—From Spencer Ambrose Beach’s classic The Apples of New York. (1905)

First raised by a Mrs. Peasgood at Stamford, Lincolnshire, England from seed sown in about 1858, the “nonsuch” — so named, we think, because there are “none such as this” — these cooking apples are monsters. They rapidly escaped their Lincolnshire environ and spread around the world, including into the garden of a house in Christchurch New Zealand, where a truculent young fellow used to sit cross-legged, listening to Grandma Contrarian reading him poetry beneath its shady branches, while the world continued on its mad, illogical way.

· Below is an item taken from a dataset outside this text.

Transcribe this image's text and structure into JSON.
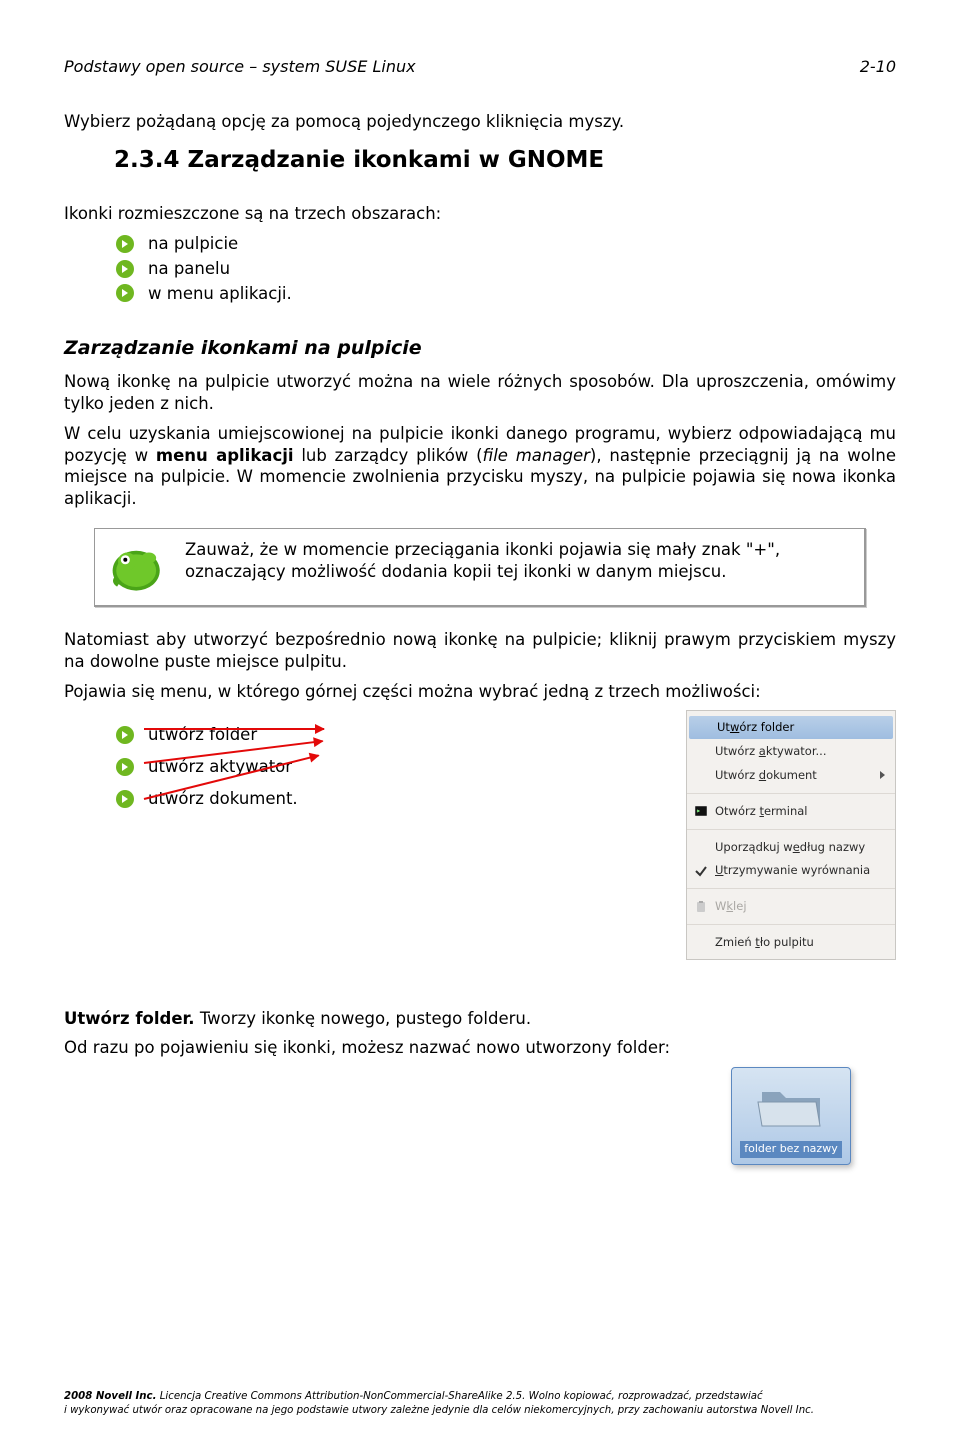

One September morning a whopper fell upon on the young lad’s head and he has never been the same since.